    “Fox Searchlight blackmailed me into doing it,” Taika Waititi told Variety of playing Adolf Hilter in “Jojo Rabbit” at the film’s premiere at American Legion Post 43 on Tuesday night in Hollywood. Staying mum when asked which other actors had been on his wish list to play the role, Waititi explained why he eventually decided [...]

  • Jessica Biel Limetown Premiere

    Why 'Limetown' Star & Producer Jessica Biel Thought the Show Was Based on a True Story

    In a world of increasingly outlandish headlines, the story behind “Limetown” — in which an entire community in rural Tennessee disappears overnight — seems plausible. Even Jessica Biel, who executive produces and stars in the Facebook Watch television adaptation of the hit 2015 podcast, was initially convinced that it was real. “I just thought I [...]

  • Yahya Abdul-Mateen II Watchmen

    Yahya Abdul-Mateen II Talks 'Watchmen,' 'Matrix 4': 'I'm Not Nervous At All'

    Yahya Adbul-Mateen II is facing some serious pressure. The actor is in the middle of a massive career surge, taking on roles in HBO’s “Watchmen” and the upcoming “Matrix 4” — and with those roles, the expectations of their fans.  “I have the responsibility of upholding something that was already done while also bringing in [...]

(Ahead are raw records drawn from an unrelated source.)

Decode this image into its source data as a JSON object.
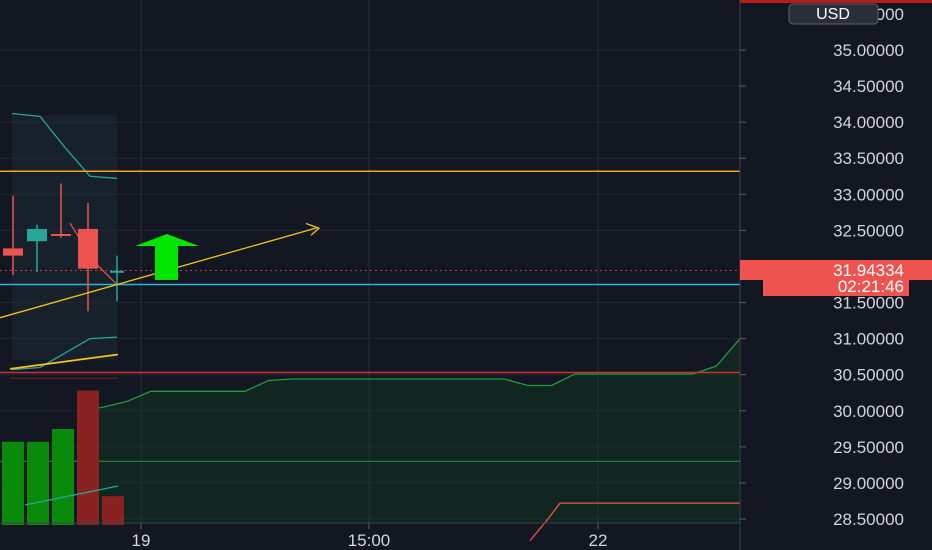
{
  "chart_data": {
    "type": "candlestick",
    "currency": "USD",
    "y_axis": {
      "ticks": [
        "28.50000",
        "29.00000",
        "29.50000",
        "30.00000",
        "30.50000",
        "31.00000",
        "31.50000",
        "32.50000",
        "33.00000",
        "33.50000",
        "34.00000",
        "34.50000",
        "35.00000"
      ],
      "range": [
        28.48,
        35.52
      ]
    },
    "x_axis": {
      "ticks": [
        "19",
        "15:00",
        "22"
      ]
    },
    "candles": [
      {
        "open": 32.25,
        "close": 32.15,
        "high": 32.98,
        "low": 31.88
      },
      {
        "open": 32.35,
        "close": 32.52,
        "high": 32.58,
        "low": 31.92
      },
      {
        "open": 32.45,
        "close": 32.43,
        "high": 33.15,
        "low": 32.4
      },
      {
        "open": 32.52,
        "close": 31.97,
        "high": 32.88,
        "low": 31.38
      },
      {
        "open": 31.94,
        "close": 31.94,
        "high": 32.15,
        "low": 31.52
      }
    ],
    "volume": {
      "values": [
        0.52,
        0.52,
        0.6,
        0.84,
        0.18
      ],
      "directions": [
        "up",
        "up",
        "up",
        "down",
        "down"
      ]
    },
    "price_tags": {
      "last_price": "31.94334",
      "countdown": "02:21:46"
    },
    "levels": {
      "resistance": 33.32,
      "support": 31.75,
      "red_level": 30.53,
      "last_price_value": 31.94334
    },
    "indicator_line_values": [
      30.0,
      30.05,
      30.13,
      30.27,
      30.27,
      30.27,
      30.27,
      30.27,
      30.42,
      30.44,
      30.44,
      30.44,
      30.44,
      30.44,
      30.44,
      30.44,
      30.44,
      30.44,
      30.44,
      30.35,
      30.35,
      30.51,
      30.51,
      30.51,
      30.51,
      30.51,
      30.51,
      30.62,
      31.0
    ],
    "indicator_mid_line": 29.3,
    "lower_red_line": [
      28.2,
      28.5,
      28.72,
      28.72
    ],
    "arrow_direction": "up",
    "colors": {
      "up": "#26a69a",
      "down": "#ef5350",
      "resistance": "#f7a21b",
      "support": "#29b6d8",
      "red_level": "#d32f2f",
      "signal_arrow": "#00e600",
      "volume_up": "#0a8a0a",
      "volume_down": "#8b2222",
      "indicator": "#1f9e3f",
      "trend": "#f7c11b"
    }
  }
}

  • David Lindelof Watchmen Premiere

    'Watchmen' Creator Damon Lindelof Weighs in on Martin Scorsese's Marvel Criticisms

    Damon Lindelof disagrees with Martin Scorsese about his recent claims that Marvel movies don’t qualify as cinema. The director’s proclamation, along with the polarized critical reception of “Joker,” are the latest salvos in a long history of questioning comic book movies’ place in cinematic history. The lingering question: Can superhero fare be considered “high art?” [...]

  • Anne Hathaway Modern Love

    Anne Hathaway Talks Mental Health Awareness, Playing a Bipolar Woman on Amazon's 'Modern Love'

    In Amazon Prime’s upcoming “Modern Love,” Anne Hathaway sheds light on an important facet of living with mental health issues, playing a bipolar woman who struggles with dating. “We’re all becoming more sensitive, wiser and more cognizant of gentility, and especially emotional gentility. I think those conversations are starting to happen. And I think the desire [...]

More From Our Brands

Access exclusive content